━━━ RECORDS SHOWN
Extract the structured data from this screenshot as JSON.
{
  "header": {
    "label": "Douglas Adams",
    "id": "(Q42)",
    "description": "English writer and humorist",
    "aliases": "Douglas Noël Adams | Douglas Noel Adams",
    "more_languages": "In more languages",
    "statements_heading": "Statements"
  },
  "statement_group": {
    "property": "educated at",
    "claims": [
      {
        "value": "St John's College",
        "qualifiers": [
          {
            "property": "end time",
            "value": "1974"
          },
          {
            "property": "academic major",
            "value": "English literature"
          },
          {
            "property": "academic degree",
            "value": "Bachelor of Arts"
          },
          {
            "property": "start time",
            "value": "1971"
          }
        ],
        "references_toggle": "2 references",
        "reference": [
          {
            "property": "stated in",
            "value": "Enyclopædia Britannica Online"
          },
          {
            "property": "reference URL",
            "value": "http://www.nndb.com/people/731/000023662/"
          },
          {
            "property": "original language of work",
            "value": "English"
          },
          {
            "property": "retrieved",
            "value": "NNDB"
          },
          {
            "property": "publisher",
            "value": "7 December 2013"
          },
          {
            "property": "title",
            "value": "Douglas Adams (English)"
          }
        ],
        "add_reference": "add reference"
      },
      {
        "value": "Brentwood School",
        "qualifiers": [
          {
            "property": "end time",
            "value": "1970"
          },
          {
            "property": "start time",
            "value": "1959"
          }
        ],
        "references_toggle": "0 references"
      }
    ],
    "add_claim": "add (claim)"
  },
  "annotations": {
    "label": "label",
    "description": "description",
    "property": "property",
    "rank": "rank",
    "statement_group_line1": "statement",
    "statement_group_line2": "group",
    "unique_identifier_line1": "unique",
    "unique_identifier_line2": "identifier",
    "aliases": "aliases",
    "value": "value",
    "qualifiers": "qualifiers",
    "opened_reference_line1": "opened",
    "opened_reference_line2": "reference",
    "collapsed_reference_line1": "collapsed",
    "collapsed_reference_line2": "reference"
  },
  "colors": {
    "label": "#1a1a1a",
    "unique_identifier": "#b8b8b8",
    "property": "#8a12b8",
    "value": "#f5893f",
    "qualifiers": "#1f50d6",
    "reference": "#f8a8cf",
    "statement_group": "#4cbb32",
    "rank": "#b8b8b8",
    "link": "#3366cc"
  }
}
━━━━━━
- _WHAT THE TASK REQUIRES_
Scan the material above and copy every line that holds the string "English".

- _SOLVED EXERCISE_
    "description": "English writer and humorist",
            "value": "English literature"
            "value": "English"
            "value": "Douglas Adams (English)"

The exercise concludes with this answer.